The answer should be every line below, retyped exactly.

^^^^^^^^^^^^^^^^

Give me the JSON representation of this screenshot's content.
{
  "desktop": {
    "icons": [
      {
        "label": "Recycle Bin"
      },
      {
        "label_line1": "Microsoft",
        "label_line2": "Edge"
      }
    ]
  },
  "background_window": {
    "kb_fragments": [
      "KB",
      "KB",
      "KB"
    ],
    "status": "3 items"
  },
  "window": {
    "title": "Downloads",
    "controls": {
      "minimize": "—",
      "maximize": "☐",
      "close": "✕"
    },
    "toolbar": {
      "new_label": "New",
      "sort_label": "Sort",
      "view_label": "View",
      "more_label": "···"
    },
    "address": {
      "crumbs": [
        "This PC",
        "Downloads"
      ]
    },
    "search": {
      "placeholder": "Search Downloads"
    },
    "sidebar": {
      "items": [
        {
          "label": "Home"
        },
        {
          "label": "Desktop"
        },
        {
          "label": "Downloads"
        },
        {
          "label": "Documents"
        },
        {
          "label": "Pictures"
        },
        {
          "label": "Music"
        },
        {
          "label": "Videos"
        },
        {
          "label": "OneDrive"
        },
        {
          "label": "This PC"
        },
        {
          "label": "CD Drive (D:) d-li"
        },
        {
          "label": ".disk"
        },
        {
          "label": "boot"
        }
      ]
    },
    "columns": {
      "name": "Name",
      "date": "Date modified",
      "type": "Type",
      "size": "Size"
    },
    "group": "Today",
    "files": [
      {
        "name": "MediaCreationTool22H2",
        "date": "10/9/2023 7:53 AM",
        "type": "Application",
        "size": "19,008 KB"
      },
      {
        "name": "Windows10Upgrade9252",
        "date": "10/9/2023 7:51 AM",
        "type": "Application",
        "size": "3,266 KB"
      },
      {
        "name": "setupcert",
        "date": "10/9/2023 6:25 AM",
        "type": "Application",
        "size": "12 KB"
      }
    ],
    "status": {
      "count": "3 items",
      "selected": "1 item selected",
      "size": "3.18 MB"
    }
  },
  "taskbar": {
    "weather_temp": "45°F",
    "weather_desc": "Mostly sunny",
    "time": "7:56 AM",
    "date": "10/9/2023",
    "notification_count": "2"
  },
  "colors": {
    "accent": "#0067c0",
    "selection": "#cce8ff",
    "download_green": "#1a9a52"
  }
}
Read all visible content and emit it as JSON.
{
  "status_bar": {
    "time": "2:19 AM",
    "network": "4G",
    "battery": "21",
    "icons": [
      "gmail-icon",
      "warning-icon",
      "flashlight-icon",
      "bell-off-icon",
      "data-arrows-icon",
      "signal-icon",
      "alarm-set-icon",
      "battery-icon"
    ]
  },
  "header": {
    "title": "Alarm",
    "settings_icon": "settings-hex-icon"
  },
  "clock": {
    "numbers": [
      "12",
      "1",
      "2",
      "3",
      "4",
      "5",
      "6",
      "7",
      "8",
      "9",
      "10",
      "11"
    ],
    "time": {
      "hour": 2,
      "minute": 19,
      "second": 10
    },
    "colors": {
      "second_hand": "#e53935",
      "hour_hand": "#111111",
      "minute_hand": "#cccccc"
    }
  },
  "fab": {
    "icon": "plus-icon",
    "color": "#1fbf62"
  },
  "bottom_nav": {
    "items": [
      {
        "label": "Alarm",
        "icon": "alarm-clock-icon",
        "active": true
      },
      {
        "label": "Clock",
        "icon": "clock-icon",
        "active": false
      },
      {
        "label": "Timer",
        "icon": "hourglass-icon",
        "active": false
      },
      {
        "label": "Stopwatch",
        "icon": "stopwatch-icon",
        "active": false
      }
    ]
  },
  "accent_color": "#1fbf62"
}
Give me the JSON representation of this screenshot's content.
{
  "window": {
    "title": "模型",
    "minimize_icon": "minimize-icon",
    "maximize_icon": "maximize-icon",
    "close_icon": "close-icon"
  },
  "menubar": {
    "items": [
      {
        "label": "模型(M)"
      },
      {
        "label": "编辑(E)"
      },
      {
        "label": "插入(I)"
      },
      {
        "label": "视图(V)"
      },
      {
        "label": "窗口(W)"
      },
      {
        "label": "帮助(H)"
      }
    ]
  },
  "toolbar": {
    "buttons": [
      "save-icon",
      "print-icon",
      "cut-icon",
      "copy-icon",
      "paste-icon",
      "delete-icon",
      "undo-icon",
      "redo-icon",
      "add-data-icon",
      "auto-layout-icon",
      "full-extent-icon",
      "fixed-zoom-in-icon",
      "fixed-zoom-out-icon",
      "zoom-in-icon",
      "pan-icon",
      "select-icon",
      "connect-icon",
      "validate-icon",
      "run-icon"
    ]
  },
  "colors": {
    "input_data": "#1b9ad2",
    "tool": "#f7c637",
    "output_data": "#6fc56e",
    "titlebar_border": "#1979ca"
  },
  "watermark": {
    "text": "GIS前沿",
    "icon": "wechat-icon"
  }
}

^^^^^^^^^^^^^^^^

> [Reply]:
Give me the JSON representation of this screenshot's content.
{
  "desktop": {
    "icons": [
      {
        "label": "Recycle Bin"
      },
      {
        "label_line1": "Microsoft",
        "label_line2": "Edge"
      }
    ]
  },
  "background_window": {
    "kb_fragments": [
      "KB",
      "KB",
      "KB"
    ],
    "status": "3 items"
  },
  "window": {
    "title": "Downloads",
    "controls": {
      "minimize": "—",
      "maximize": "☐",
      "close": "✕"
    },
    "toolbar": {
      "new_label": "New",
      "sort_label": "Sort",
      "view_label": "View",
      "more_label": "···"
    },
    "address": {
      "crumbs": [
        "This PC",
        "Downloads"
      ]
    },
    "search": {
      "placeholder": "Search Downloads"
    },
    "sidebar": {
      "items": [
        {
          "label": "Home"
        },
        {
          "label": "Desktop"
        },
        {
          "label": "Downloads"
        },
        {
          "label": "Documents"
        },
        {
          "label": "Pictures"
        },
        {
          "label": "Music"
        },
        {
          "label": "Videos"
        },
        {
          "label": "OneDrive"
        },
        {
          "label": "This PC"
        },
        {
          "label": "CD Drive (D:) d-li"
        },
        {
          "label": ".disk"
        },
        {
          "label": "boot"
        }
      ]
    },
    "columns": {
      "name": "Name",
      "date": "Date modified",
      "type": "Type",
      "size": "Size"
    },
    "group": "Today",
    "files": [
      {
        "name": "MediaCreationTool22H2",
        "date": "10/9/2023 7:53 AM",
        "type": "Application",
        "size": "19,008 KB"
      },
      {
        "name": "Windows10Upgrade9252",
        "date": "10/9/2023 7:51 AM",
        "type": "Application",
        "size": "3,266 KB"
      },
      {
        "name": "setupcert",
        "date": "10/9/2023 6:25 AM",
        "type": "Application",
        "size": "12 KB"
      }
    ],
    "status": {
      "count": "3 items",
      "selected": "1 item selected",
      "size": "3.18 MB"
    }
  },
  "taskbar": {
    "weather_temp": "45°F",
    "weather_desc": "Mostly sunny",
    "time": "7:56 AM",
    "date": "10/9/2023",
    "notification_count": "2"
  },
  "colors": {
    "accent": "#0067c0",
    "selection": "#cce8ff",
    "download_green": "#1a9a52"
  }
}
Read all visible content and emit it as JSON.
{
  "status_bar": {
    "time": "2:19 AM",
    "network": "4G",
    "battery": "21",
    "icons": [
      "gmail-icon",
      "warning-icon",
      "flashlight-icon",
      "bell-off-icon",
      "data-arrows-icon",
      "signal-icon",
      "alarm-set-icon",
      "battery-icon"
    ]
  },
  "header": {
    "title": "Alarm",
    "settings_icon": "settings-hex-icon"
  },
  "clock": {
    "numbers": [
      "12",
      "1",
      "2",
      "3",
      "4",
      "5",
      "6",
      "7",
      "8",
      "9",
      "10",
      "11"
    ],
    "time": {
      "hour": 2,
      "minute": 19,
      "second": 10
    },
    "colors": {
      "second_hand": "#e53935",
      "hour_hand": "#111111",
      "minute_hand": "#cccccc"
    }
  },
  "fab": {
    "icon": "plus-icon",
    "color": "#1fbf62"
  },
  "bottom_nav": {
    "items": [
      {
        "label": "Alarm",
        "icon": "alarm-clock-icon",
        "active": true
      },
      {
        "label": "Clock",
        "icon": "clock-icon",
        "active": false
      },
      {
        "label": "Timer",
        "icon": "hourglass-icon",
        "active": false
      },
      {
        "label": "Stopwatch",
        "icon": "stopwatch-icon",
        "active": false
      }
    ]
  },
  "accent_color": "#1fbf62"
}
Give me the JSON representation of this screenshot's content.
{
  "window": {
    "title": "模型",
    "minimize_icon": "minimize-icon",
    "maximize_icon": "maximize-icon",
    "close_icon": "close-icon"
  },
  "menubar": {
    "items": [
      {
        "label": "模型(M)"
      },
      {
        "label": "编辑(E)"
      },
      {
        "label": "插入(I)"
      },
      {
        "label": "视图(V)"
      },
      {
        "label": "窗口(W)"
      },
      {
        "label": "帮助(H)"
      }
    ]
  },
  "toolbar": {
    "buttons": [
      "save-icon",
      "print-icon",
      "cut-icon",
      "copy-icon",
      "paste-icon",
      "delete-icon",
      "undo-icon",
      "redo-icon",
      "add-data-icon",
      "auto-layout-icon",
      "full-extent-icon",
      "fixed-zoom-in-icon",
      "fixed-zoom-out-icon",
      "zoom-in-icon",
      "pan-icon",
      "select-icon",
      "connect-icon",
      "validate-icon",
      "run-icon"
    ]
  },
  "colors": {
    "input_data": "#1b9ad2",
    "tool": "#f7c637",
    "output_data": "#6fc56e",
    "titlebar_border": "#1979ca"
  },
  "watermark": {
    "text": "GIS前沿",
    "icon": "wechat-icon"
  }
}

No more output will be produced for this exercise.